+++ SOURCE MATERIAL +++

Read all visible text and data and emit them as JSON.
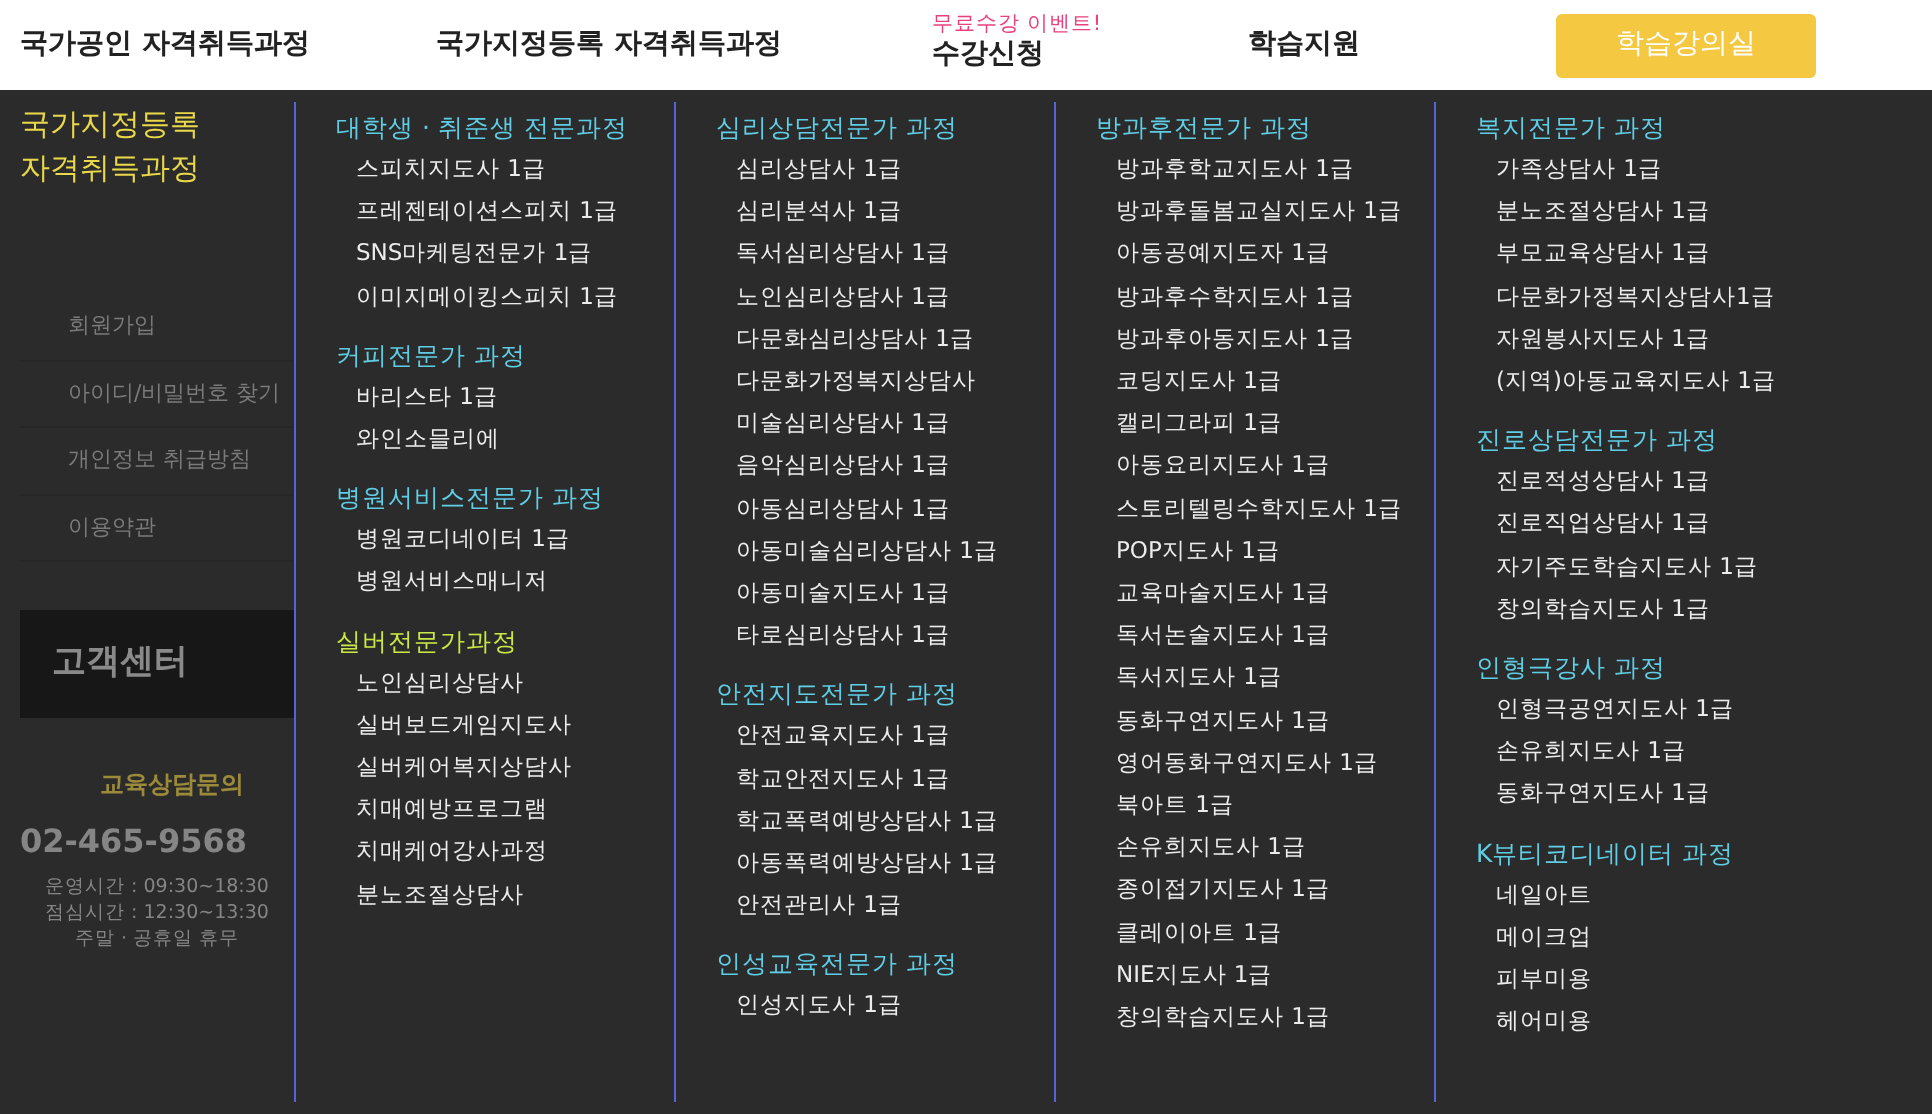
{
  "nav": {
    "items": [
      {
        "label": "국가공인 자격취득과정"
      },
      {
        "label": "국가지정등록 자격취득과정"
      },
      {
        "label": "수강신청",
        "badge": "무료수강 이벤트!"
      },
      {
        "label": "학습지원"
      }
    ],
    "button": "학습강의실"
  },
  "menu_title": "국가지정등록 자격취득과정",
  "sidebar": {
    "links": [
      "회원가입",
      "아이디/비밀번호 찾기",
      "개인정보 취급방침",
      "이용약관"
    ],
    "service_title": "고객센터",
    "contact_label": "교육상담문의",
    "phone": "02-465-9568",
    "hours": [
      "운영시간 : 09:30~18:30",
      "점심시간 : 12:30~13:30",
      "주말 · 공휴일 휴무"
    ]
  },
  "columns": [
    [
      {
        "title": "대학생 · 취준생 전문과정",
        "color": "#5fcde4",
        "items": [
          "스피치지도사 1급",
          "프레젠테이션스피치 1급",
          "SNS마케팅전문가 1급",
          "이미지메이킹스피치 1급"
        ]
      },
      {
        "title": "커피전문가 과정",
        "color": "#5fcde4",
        "items": [
          "바리스타 1급",
          "와인소믈리에"
        ]
      },
      {
        "title": "병원서비스전문가 과정",
        "color": "#5fcde4",
        "items": [
          "병원코디네이터 1급",
          "병원서비스매니저"
        ]
      },
      {
        "title": "실버전문가과정",
        "color": "#c9e844",
        "items": [
          "노인심리상담사",
          "실버보드게임지도사",
          "실버케어복지상담사",
          "치매예방프로그램",
          "치매케어강사과정",
          "분노조절상담사"
        ]
      }
    ],
    [
      {
        "title": "심리상담전문가 과정",
        "color": "#5fcde4",
        "items": [
          "심리상담사 1급",
          "심리분석사 1급",
          "독서심리상담사 1급",
          "노인심리상담사 1급",
          "다문화심리상담사 1급",
          "다문화가정복지상담사",
          "미술심리상담사 1급",
          "음악심리상담사 1급",
          "아동심리상담사 1급",
          "아동미술심리상담사 1급",
          "아동미술지도사 1급",
          "타로심리상담사 1급"
        ]
      },
      {
        "title": "안전지도전문가 과정",
        "color": "#5fcde4",
        "items": [
          "안전교육지도사 1급",
          "학교안전지도사 1급",
          "학교폭력예방상담사 1급",
          "아동폭력예방상담사 1급",
          "안전관리사 1급"
        ]
      },
      {
        "title": "인성교육전문가 과정",
        "color": "#5fcde4",
        "items": [
          "인성지도사 1급"
        ]
      }
    ],
    [
      {
        "title": "방과후전문가 과정",
        "color": "#5fcde4",
        "items": [
          "방과후학교지도사 1급",
          "방과후돌봄교실지도사 1급",
          "아동공예지도자 1급",
          "방과후수학지도사 1급",
          "방과후아동지도사 1급",
          "코딩지도사 1급",
          "캘리그라피 1급",
          "아동요리지도사 1급",
          "스토리텔링수학지도사 1급",
          "POP지도사 1급",
          "교육마술지도사 1급",
          "독서논술지도사 1급",
          "독서지도사 1급",
          "동화구연지도사 1급",
          "영어동화구연지도사 1급",
          "북아트 1급",
          "손유희지도사 1급",
          "종이접기지도사 1급",
          "클레이아트 1급",
          "NIE지도사 1급",
          "창의학습지도사 1급"
        ]
      }
    ],
    [
      {
        "title": "복지전문가 과정",
        "color": "#5fcde4",
        "items": [
          "가족상담사 1급",
          "분노조절상담사 1급",
          "부모교육상담사 1급",
          "다문화가정복지상담사1급",
          "자원봉사지도사 1급",
          "(지역)아동교육지도사 1급"
        ]
      },
      {
        "title": "진로상담전문가 과정",
        "color": "#5fcde4",
        "items": [
          "진로적성상담사 1급",
          "진로직업상담사 1급",
          "자기주도학습지도사 1급",
          "창의학습지도사 1급"
        ]
      },
      {
        "title": "인형극강사 과정",
        "color": "#5fcde4",
        "items": [
          "인형극공연지도사 1급",
          "손유희지도사 1급",
          "동화구연지도사 1급"
        ]
      },
      {
        "title": "K뷰티코디네이터 과정",
        "color": "#5fcde4",
        "items": [
          "네일아트",
          "메이크업",
          "피부미용",
          "헤어미용"
        ]
      }
    ]
  ]
}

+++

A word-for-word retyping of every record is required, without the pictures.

Read all visible text and data and emit them as JSON.
{
  "nav": {
    "items": [
      {
        "label": "국가공인 자격취득과정"
      },
      {
        "label": "국가지정등록 자격취득과정"
      },
      {
        "label": "수강신청",
        "badge": "무료수강 이벤트!"
      },
      {
        "label": "학습지원"
      }
    ],
    "button": "학습강의실"
  },
  "menu_title": "국가지정등록 자격취득과정",
  "sidebar": {
    "links": [
      "회원가입",
      "아이디/비밀번호 찾기",
      "개인정보 취급방침",
      "이용약관"
    ],
    "service_title": "고객센터",
    "contact_label": "교육상담문의",
    "phone": "02-465-9568",
    "hours": [
      "운영시간 : 09:30~18:30",
      "점심시간 : 12:30~13:30",
      "주말 · 공휴일 휴무"
    ]
  },
  "columns": [
    [
      {
        "title": "대학생 · 취준생 전문과정",
        "color": "#5fcde4",
        "items": [
          "스피치지도사 1급",
          "프레젠테이션스피치 1급",
          "SNS마케팅전문가 1급",
          "이미지메이킹스피치 1급"
        ]
      },
      {
        "title": "커피전문가 과정",
        "color": "#5fcde4",
        "items": [
          "바리스타 1급",
          "와인소믈리에"
        ]
      },
      {
        "title": "병원서비스전문가 과정",
        "color": "#5fcde4",
        "items": [
          "병원코디네이터 1급",
          "병원서비스매니저"
        ]
      },
      {
        "title": "실버전문가과정",
        "color": "#c9e844",
        "items": [
          "노인심리상담사",
          "실버보드게임지도사",
          "실버케어복지상담사",
          "치매예방프로그램",
          "치매케어강사과정",
          "분노조절상담사"
        ]
      }
    ],
    [
      {
        "title": "심리상담전문가 과정",
        "color": "#5fcde4",
        "items": [
          "심리상담사 1급",
          "심리분석사 1급",
          "독서심리상담사 1급",
          "노인심리상담사 1급",
          "다문화심리상담사 1급",
          "다문화가정복지상담사",
          "미술심리상담사 1급",
          "음악심리상담사 1급",
          "아동심리상담사 1급",
          "아동미술심리상담사 1급",
          "아동미술지도사 1급",
          "타로심리상담사 1급"
        ]
      },
      {
        "title": "안전지도전문가 과정",
        "color": "#5fcde4",
        "items": [
          "안전교육지도사 1급",
          "학교안전지도사 1급",
          "학교폭력예방상담사 1급",
          "아동폭력예방상담사 1급",
          "안전관리사 1급"
        ]
      },
      {
        "title": "인성교육전문가 과정",
        "color": "#5fcde4",
        "items": [
          "인성지도사 1급"
        ]
      }
    ],
    [
      {
        "title": "방과후전문가 과정",
        "color": "#5fcde4",
        "items": [
          "방과후학교지도사 1급",
          "방과후돌봄교실지도사 1급",
          "아동공예지도자 1급",
          "방과후수학지도사 1급",
          "방과후아동지도사 1급",
          "코딩지도사 1급",
          "캘리그라피 1급",
          "아동요리지도사 1급",
          "스토리텔링수학지도사 1급",
          "POP지도사 1급",
          "교육마술지도사 1급",
          "독서논술지도사 1급",
          "독서지도사 1급",
          "동화구연지도사 1급",
          "영어동화구연지도사 1급",
          "북아트 1급",
          "손유희지도사 1급",
          "종이접기지도사 1급",
          "클레이아트 1급",
          "NIE지도사 1급",
          "창의학습지도사 1급"
        ]
      }
    ],
    [
      {
        "title": "복지전문가 과정",
        "color": "#5fcde4",
        "items": [
          "가족상담사 1급",
          "분노조절상담사 1급",
          "부모교육상담사 1급",
          "다문화가정복지상담사1급",
          "자원봉사지도사 1급",
          "(지역)아동교육지도사 1급"
        ]
      },
      {
        "title": "진로상담전문가 과정",
        "color": "#5fcde4",
        "items": [
          "진로적성상담사 1급",
          "진로직업상담사 1급",
          "자기주도학습지도사 1급",
          "창의학습지도사 1급"
        ]
      },
      {
        "title": "인형극강사 과정",
        "color": "#5fcde4",
        "items": [
          "인형극공연지도사 1급",
          "손유희지도사 1급",
          "동화구연지도사 1급"
        ]
      },
      {
        "title": "K뷰티코디네이터 과정",
        "color": "#5fcde4",
        "items": [
          "네일아트",
          "메이크업",
          "피부미용",
          "헤어미용"
        ]
      }
    ]
  ]
}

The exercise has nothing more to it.